§ Prompt: How many lines in the entries below contain the string "change"? Reply with the number only.

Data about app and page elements
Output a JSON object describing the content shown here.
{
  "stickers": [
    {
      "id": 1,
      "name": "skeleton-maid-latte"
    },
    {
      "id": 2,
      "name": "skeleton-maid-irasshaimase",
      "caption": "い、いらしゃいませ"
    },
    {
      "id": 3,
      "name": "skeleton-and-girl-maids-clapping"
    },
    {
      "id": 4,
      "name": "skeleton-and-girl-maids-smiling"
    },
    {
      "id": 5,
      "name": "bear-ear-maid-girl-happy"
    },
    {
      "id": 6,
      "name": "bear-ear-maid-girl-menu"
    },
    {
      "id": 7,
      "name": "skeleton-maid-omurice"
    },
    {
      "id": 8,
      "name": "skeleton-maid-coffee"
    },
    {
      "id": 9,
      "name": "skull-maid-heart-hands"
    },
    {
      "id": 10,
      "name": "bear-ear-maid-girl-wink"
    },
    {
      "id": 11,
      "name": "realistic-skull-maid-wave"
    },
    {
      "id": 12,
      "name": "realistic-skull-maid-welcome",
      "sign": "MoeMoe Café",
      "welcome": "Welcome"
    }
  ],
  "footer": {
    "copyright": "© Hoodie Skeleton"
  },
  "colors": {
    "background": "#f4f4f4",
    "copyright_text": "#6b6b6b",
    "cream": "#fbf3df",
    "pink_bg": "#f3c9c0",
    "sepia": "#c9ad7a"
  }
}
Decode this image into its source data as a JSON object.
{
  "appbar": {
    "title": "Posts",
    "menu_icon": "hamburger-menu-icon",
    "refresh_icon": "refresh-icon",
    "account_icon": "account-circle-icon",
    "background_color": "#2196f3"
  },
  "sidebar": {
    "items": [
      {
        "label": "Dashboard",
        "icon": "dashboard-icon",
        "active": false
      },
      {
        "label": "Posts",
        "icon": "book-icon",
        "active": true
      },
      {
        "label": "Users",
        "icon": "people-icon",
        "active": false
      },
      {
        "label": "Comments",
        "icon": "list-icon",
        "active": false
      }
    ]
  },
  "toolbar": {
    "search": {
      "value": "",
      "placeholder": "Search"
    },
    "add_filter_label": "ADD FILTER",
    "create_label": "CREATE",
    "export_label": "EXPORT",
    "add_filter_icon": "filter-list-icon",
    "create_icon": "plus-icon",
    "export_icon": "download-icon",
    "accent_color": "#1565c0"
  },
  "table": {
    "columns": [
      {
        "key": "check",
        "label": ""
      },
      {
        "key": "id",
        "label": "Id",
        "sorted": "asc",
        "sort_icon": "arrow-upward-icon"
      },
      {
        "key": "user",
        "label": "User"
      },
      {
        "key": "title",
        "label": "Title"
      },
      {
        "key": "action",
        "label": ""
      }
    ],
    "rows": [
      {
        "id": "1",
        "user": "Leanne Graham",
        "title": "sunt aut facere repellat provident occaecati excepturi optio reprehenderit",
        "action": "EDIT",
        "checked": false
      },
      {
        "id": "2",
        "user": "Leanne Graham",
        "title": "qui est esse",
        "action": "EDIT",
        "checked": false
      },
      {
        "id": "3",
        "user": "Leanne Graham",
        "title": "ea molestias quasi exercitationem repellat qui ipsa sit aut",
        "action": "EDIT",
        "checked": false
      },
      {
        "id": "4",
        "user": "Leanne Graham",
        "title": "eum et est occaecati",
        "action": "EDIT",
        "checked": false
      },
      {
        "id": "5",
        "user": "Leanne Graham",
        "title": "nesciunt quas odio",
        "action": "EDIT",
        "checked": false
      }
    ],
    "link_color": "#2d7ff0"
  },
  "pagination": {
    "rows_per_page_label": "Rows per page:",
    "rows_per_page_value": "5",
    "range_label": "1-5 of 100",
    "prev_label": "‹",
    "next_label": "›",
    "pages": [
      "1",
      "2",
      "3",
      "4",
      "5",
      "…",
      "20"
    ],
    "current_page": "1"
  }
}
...
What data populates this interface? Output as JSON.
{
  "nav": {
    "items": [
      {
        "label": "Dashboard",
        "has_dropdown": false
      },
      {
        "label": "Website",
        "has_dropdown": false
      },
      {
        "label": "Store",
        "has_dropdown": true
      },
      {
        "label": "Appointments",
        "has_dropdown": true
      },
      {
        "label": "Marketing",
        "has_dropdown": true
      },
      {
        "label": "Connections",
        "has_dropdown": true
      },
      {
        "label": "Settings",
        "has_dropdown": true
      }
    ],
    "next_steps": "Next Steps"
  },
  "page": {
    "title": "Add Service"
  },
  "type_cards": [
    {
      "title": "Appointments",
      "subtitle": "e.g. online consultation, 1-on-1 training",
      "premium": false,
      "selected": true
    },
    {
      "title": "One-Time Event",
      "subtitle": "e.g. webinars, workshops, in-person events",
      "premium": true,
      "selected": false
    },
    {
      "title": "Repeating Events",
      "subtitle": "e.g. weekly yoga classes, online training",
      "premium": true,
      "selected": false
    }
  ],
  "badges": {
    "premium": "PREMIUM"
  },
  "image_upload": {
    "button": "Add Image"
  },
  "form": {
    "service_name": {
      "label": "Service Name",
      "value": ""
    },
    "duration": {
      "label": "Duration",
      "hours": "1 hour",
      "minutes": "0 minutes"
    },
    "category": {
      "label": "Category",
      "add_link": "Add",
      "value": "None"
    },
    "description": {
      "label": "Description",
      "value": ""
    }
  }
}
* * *
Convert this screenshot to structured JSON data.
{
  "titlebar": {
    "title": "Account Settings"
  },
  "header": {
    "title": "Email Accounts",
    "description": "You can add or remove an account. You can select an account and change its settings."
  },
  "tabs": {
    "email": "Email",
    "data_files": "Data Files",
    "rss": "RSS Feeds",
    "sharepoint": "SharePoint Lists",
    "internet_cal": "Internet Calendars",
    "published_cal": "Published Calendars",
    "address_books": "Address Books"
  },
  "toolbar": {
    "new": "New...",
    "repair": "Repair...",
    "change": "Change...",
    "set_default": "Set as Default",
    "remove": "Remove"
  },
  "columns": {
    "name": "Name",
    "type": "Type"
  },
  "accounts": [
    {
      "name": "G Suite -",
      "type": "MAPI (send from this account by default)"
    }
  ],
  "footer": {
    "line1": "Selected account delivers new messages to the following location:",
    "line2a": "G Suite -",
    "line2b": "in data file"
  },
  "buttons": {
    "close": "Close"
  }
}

§ Response box: 2